As we ready our gardens for the new season of growth, many add fertilizers and other nourishment such as compost and manure. You’ve likely noticed, I advocate organic practices so we all may breathe green with a splash of color. Organic farming became known as such in the 1940’s, soon after chemical alternatives were introduced and folks began to notice the negative impacts to health and our environment. Original farming done for thousands of years before chemicals was called traditional farming. Hence one could say organic farming is indeed traditional farming. Farmers such as Grandpa worked off the land which became an autonomous ecosystem of sorts; the manure coming from livestock that were fed from the plants grown on the farm cycled nutrients back into the soil.
Scientist and philosopher Rudolf Steiner (1861-1925) concluded, long before our contemporaries, that we’d gradually destroy the earth if the relationship between the spiritual and physical world was not understood. Steiner recognized the spiritual side of our universe and our earth which inspired his concept of “anthroposophic agriculture” that later became known as the biodynamic method in agriculture. In 1924 Rudolf Steiner gave a series of lectures to farmers and citizens from six countries who noticed a decline in soil conditions, quality of crops, and heath of livestock due to the use of chemical fertilizers. These lectures became published and biodynamic farming was born.
Biodynamic farming is about improving humanity and the health and wellbeing of animals and crops. Methods include crop diversification, crop rotation, and avoidance of chemicals. Rather, fertilizing with outputs from the farm itself such as fermented manure, minerals, herbs and decaying remnants from crops. Essentially its traditional farming with a spiritual and astrological focus; planting and harvesting in conjunction with earthly and planetary influences. For example, tides are highest during the new and the full moon, when the sun and moon are lined up with earth. Just as the moon pulls the tides in the oceans, it causes moisture to rise in the earth which encourages growth.
Biodynamic farming became the basis of Community Supported Agriculture which began in North America in the 1980’s. Consumers and farmers work hand in hand honoring the health of our earth using organic practices while being socially responsible to the community it serves.
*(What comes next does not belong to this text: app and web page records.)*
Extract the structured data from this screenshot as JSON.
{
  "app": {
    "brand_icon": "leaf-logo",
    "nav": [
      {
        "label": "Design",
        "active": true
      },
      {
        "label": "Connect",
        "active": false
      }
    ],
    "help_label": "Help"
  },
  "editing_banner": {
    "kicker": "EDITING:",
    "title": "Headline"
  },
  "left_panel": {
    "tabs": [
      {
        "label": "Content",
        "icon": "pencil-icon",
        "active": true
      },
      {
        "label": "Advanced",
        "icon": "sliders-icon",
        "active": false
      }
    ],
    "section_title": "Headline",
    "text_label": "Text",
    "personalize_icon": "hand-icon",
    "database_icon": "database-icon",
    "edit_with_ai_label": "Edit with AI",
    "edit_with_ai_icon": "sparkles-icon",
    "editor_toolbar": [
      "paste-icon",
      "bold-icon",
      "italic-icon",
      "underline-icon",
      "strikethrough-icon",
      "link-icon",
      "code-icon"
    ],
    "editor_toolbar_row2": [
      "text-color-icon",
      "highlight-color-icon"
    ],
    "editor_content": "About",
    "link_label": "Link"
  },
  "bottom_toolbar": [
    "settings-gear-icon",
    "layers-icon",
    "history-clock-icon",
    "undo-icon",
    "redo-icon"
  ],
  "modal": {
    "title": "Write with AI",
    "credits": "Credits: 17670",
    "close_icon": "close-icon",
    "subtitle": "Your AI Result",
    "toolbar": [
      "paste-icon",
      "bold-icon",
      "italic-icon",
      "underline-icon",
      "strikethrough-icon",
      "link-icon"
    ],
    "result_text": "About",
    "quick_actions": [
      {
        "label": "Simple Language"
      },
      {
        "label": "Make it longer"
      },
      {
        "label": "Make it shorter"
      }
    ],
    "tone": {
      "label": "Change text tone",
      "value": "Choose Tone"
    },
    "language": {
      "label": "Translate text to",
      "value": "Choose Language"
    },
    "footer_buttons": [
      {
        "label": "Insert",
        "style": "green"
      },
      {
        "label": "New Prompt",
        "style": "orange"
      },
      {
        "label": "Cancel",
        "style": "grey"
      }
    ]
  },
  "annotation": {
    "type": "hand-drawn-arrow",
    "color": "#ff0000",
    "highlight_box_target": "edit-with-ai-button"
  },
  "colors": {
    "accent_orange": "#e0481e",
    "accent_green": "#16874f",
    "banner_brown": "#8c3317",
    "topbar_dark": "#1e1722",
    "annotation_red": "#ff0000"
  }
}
One of our local community supported gardens is Genesis Farm right here in Blairstown NJ. “It’s about more than just vegetables,” their website touts, “the direct link between members and farmers puts the ‘culture’ back in ‘agriculture.’ As a result, our community begins to reconnect to the earth and to each other.” Garden Dilemmas? Askmarystone@gmail.com